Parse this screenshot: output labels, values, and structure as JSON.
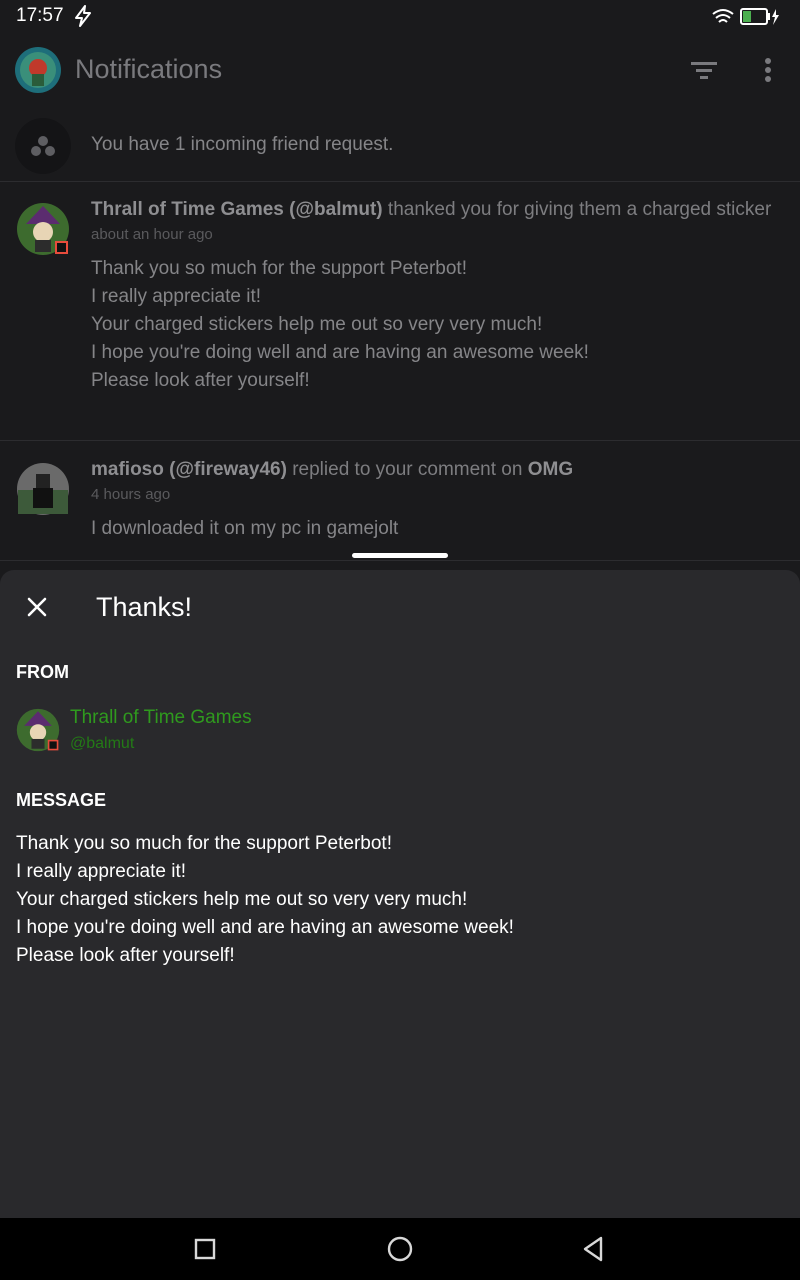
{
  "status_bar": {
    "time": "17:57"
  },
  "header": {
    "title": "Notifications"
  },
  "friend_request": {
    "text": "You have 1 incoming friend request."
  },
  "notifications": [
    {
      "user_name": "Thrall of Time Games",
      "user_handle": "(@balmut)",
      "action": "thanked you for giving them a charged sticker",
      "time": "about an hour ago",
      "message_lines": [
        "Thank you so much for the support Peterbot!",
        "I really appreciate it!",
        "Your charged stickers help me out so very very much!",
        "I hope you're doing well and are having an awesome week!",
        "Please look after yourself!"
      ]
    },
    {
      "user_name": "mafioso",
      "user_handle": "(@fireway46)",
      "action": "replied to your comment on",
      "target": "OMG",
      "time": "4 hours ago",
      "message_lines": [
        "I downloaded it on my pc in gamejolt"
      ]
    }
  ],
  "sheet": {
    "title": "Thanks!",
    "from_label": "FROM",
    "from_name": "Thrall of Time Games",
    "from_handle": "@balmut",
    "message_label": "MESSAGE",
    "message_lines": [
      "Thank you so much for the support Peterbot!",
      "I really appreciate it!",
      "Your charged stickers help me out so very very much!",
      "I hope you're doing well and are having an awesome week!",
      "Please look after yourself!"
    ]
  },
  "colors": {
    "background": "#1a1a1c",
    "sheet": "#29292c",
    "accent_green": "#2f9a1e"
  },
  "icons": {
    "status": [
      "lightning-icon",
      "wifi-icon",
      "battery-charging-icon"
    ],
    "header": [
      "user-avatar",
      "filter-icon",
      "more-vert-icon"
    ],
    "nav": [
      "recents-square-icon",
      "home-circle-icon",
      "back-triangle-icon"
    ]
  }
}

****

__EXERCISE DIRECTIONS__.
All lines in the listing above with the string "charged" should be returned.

__ANSWER SECTION__.
      "action": "thanked you for giving them a charged sticker",
        "Your charged stickers help me out so very very much!",
      "Your charged stickers help me out so very very much!",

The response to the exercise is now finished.